> **Problem requirements**
The full listing, from first line to last, should be set down again exactly.

> **Material for this exercise**
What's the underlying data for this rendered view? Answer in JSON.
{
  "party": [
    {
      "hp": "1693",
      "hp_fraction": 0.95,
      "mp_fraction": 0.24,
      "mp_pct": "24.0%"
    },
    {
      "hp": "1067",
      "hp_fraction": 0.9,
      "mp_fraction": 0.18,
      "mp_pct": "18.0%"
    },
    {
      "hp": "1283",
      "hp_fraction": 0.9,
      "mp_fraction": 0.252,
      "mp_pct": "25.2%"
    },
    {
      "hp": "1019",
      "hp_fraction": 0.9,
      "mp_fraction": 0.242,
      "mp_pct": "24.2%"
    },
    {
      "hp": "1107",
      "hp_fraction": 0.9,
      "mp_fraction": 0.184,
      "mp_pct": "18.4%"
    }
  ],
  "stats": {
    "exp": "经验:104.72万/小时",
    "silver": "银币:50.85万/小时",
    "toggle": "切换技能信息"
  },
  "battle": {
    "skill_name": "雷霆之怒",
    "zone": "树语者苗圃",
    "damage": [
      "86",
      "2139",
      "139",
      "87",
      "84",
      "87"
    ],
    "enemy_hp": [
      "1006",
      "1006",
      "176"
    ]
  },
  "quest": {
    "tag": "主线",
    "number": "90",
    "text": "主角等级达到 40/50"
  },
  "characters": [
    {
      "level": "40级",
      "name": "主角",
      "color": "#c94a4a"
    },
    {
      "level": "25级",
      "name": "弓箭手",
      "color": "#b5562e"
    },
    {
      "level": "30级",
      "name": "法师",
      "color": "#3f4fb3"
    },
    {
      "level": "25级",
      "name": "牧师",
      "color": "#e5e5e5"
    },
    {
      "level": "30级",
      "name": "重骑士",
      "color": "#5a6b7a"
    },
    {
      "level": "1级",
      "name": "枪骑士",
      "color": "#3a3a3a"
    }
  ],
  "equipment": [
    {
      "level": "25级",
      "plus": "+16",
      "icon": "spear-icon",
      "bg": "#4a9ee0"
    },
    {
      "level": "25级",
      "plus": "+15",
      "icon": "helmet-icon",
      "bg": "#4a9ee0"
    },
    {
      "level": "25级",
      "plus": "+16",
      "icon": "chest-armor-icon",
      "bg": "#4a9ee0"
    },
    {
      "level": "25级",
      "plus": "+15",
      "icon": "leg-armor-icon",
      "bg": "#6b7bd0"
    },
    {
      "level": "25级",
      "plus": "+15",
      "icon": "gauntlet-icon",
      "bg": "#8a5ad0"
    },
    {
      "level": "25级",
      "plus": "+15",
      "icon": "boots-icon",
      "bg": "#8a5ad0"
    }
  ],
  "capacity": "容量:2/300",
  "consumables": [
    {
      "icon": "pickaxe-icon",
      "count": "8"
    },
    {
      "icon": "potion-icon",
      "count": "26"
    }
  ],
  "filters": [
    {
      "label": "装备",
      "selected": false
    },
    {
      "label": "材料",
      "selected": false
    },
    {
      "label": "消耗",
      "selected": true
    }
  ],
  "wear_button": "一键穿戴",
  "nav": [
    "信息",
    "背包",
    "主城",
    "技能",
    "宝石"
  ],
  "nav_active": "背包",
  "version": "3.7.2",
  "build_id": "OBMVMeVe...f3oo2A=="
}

> **Answer**
What's the underlying data for this rendered view? Answer in JSON.
{
  "party": [
    {
      "hp": "1693",
      "hp_fraction": 0.95,
      "mp_fraction": 0.24,
      "mp_pct": "24.0%"
    },
    {
      "hp": "1067",
      "hp_fraction": 0.9,
      "mp_fraction": 0.18,
      "mp_pct": "18.0%"
    },
    {
      "hp": "1283",
      "hp_fraction": 0.9,
      "mp_fraction": 0.252,
      "mp_pct": "25.2%"
    },
    {
      "hp": "1019",
      "hp_fraction": 0.9,
      "mp_fraction": 0.242,
      "mp_pct": "24.2%"
    },
    {
      "hp": "1107",
      "hp_fraction": 0.9,
      "mp_fraction": 0.184,
      "mp_pct": "18.4%"
    }
  ],
  "stats": {
    "exp": "经验:104.72万/小时",
    "silver": "银币:50.85万/小时",
    "toggle": "切换技能信息"
  },
  "battle": {
    "skill_name": "雷霆之怒",
    "zone": "树语者苗圃",
    "damage": [
      "86",
      "2139",
      "139",
      "87",
      "84",
      "87"
    ],
    "enemy_hp": [
      "1006",
      "1006",
      "176"
    ]
  },
  "quest": {
    "tag": "主线",
    "number": "90",
    "text": "主角等级达到 40/50"
  },
  "characters": [
    {
      "level": "40级",
      "name": "主角",
      "color": "#c94a4a"
    },
    {
      "level": "25级",
      "name": "弓箭手",
      "color": "#b5562e"
    },
    {
      "level": "30级",
      "name": "法师",
      "color": "#3f4fb3"
    },
    {
      "level": "25级",
      "name": "牧师",
      "color": "#e5e5e5"
    },
    {
      "level": "30级",
      "name": "重骑士",
      "color": "#5a6b7a"
    },
    {
      "level": "1级",
      "name": "枪骑士",
      "color": "#3a3a3a"
    }
  ],
  "equipment": [
    {
      "level": "25级",
      "plus": "+16",
      "icon": "spear-icon",
      "bg": "#4a9ee0"
    },
    {
      "level": "25级",
      "plus": "+15",
      "icon": "helmet-icon",
      "bg": "#4a9ee0"
    },
    {
      "level": "25级",
      "plus": "+16",
      "icon": "chest-armor-icon",
      "bg": "#4a9ee0"
    },
    {
      "level": "25级",
      "plus": "+15",
      "icon": "leg-armor-icon",
      "bg": "#6b7bd0"
    },
    {
      "level": "25级",
      "plus": "+15",
      "icon": "gauntlet-icon",
      "bg": "#8a5ad0"
    },
    {
      "level": "25级",
      "plus": "+15",
      "icon": "boots-icon",
      "bg": "#8a5ad0"
    }
  ],
  "capacity": "容量:2/300",
  "consumables": [
    {
      "icon": "pickaxe-icon",
      "count": "8"
    },
    {
      "icon": "potion-icon",
      "count": "26"
    }
  ],
  "filters": [
    {
      "label": "装备",
      "selected": false
    },
    {
      "label": "材料",
      "selected": false
    },
    {
      "label": "消耗",
      "selected": true
    }
  ],
  "wear_button": "一键穿戴",
  "nav": [
    "信息",
    "背包",
    "主城",
    "技能",
    "宝石"
  ],
  "nav_active": "背包",
  "version": "3.7.2",
  "build_id": "OBMVMeVe...f3oo2A=="
}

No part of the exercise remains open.